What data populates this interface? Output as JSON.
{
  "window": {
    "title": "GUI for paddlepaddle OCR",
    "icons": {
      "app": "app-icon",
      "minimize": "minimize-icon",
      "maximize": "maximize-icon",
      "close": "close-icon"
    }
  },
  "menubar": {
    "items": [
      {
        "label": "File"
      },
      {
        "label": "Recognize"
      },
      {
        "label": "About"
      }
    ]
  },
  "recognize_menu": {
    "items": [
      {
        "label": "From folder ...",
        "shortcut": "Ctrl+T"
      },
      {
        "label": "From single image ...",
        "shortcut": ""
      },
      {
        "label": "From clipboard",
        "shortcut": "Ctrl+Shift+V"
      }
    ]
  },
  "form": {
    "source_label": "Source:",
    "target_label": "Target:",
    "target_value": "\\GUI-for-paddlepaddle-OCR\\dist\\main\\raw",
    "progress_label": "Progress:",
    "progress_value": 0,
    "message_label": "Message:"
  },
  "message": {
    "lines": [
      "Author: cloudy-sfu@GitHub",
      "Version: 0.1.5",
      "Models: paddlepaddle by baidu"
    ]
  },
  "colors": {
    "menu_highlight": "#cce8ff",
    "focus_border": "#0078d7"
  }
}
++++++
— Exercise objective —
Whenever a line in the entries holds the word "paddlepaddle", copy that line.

— Answer space —
    "title": "GUI for paddlepaddle OCR",
    "target_value": "\\GUI-for-paddlepaddle-OCR\\dist\\main\\raw",
      "Models: paddlepaddle by baidu"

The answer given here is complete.